Exercise —
Leave the pictures out and print every record below exactly as it stands.

Data for the task —
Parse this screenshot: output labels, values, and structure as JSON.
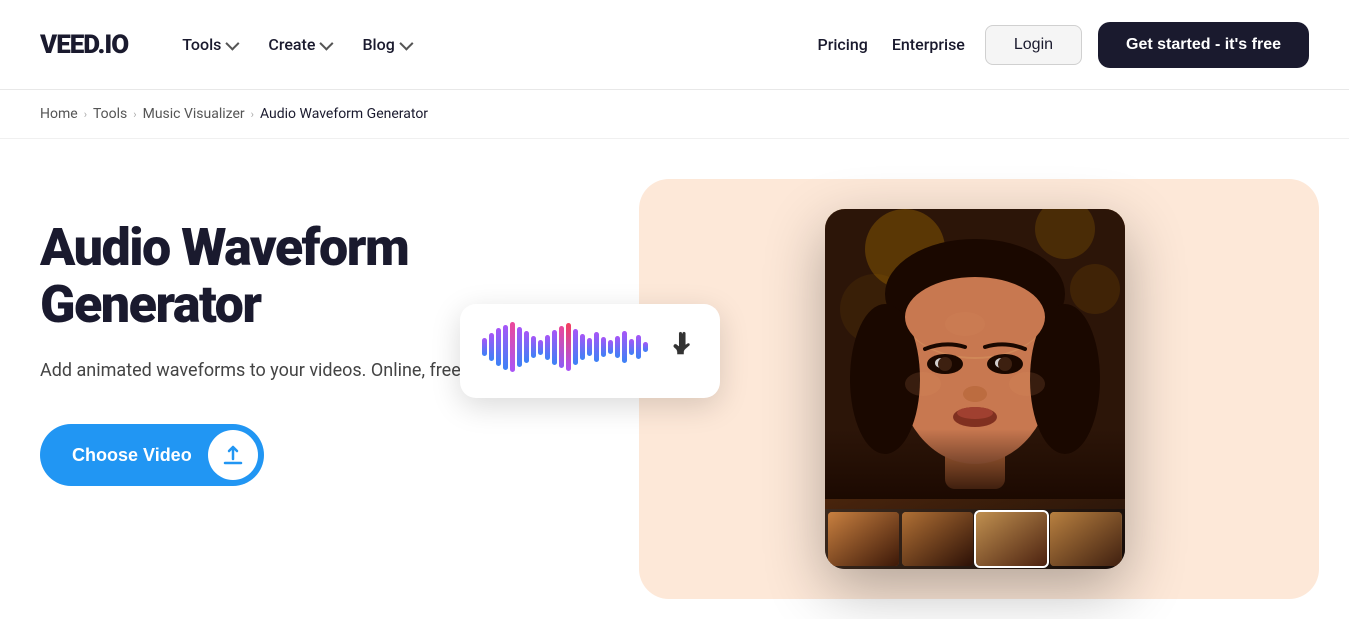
{
  "header": {
    "logo": "VEED.IO",
    "nav_left": [
      {
        "label": "Tools",
        "has_dropdown": true
      },
      {
        "label": "Create",
        "has_dropdown": true
      },
      {
        "label": "Blog",
        "has_dropdown": true
      }
    ],
    "nav_right": [
      {
        "label": "Pricing",
        "key": "pricing"
      },
      {
        "label": "Enterprise",
        "key": "enterprise"
      }
    ],
    "login_label": "Login",
    "cta_label": "Get started - it's free"
  },
  "breadcrumb": {
    "items": [
      "Home",
      "Tools",
      "Music Visualizer",
      "Audio Waveform Generator"
    ],
    "separators": [
      "›",
      "›",
      "›"
    ]
  },
  "hero": {
    "title": "Audio Waveform Generator",
    "subtitle": "Add animated waveforms to your videos. Online, free",
    "cta_label": "Choose Video"
  },
  "waveform_card": {
    "cursor": "👆"
  },
  "icons": {
    "upload": "↑",
    "play": "▶",
    "pause": "⏸"
  }
}
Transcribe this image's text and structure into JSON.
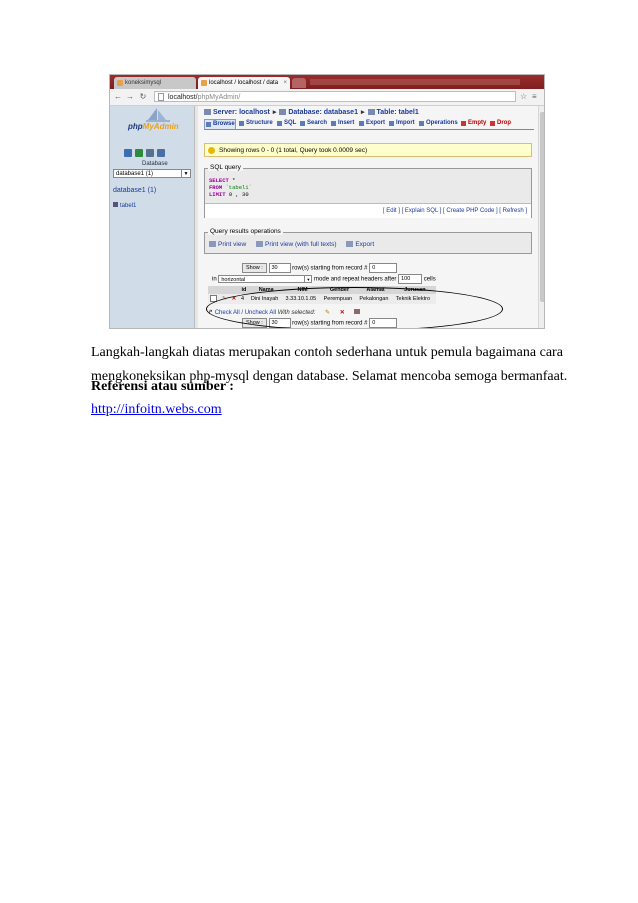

Result of this task —
Parse this screenshot: output labels, values, and structure as JSON.
{
  "header": {
    "logo": "VEED.IO",
    "nav_left": [
      {
        "label": "Tools",
        "has_dropdown": true
      },
      {
        "label": "Create",
        "has_dropdown": true
      },
      {
        "label": "Blog",
        "has_dropdown": true
      }
    ],
    "nav_right": [
      {
        "label": "Pricing",
        "key": "pricing"
      },
      {
        "label": "Enterprise",
        "key": "enterprise"
      }
    ],
    "login_label": "Login",
    "cta_label": "Get started - it's free"
  },
  "breadcrumb": {
    "items": [
      "Home",
      "Tools",
      "Music Visualizer",
      "Audio Waveform Generator"
    ],
    "separators": [
      "›",
      "›",
      "›"
    ]
  },
  "hero": {
    "title": "Audio Waveform Generator",
    "subtitle": "Add animated waveforms to your videos. Online, free",
    "cta_label": "Choose Video"
  },
  "waveform_card": {
    "cursor": "👆"
  },
  "icons": {
    "upload": "↑",
    "play": "▶",
    "pause": "⏸"
  }
}
Transcribe this image's text and structure into JSON.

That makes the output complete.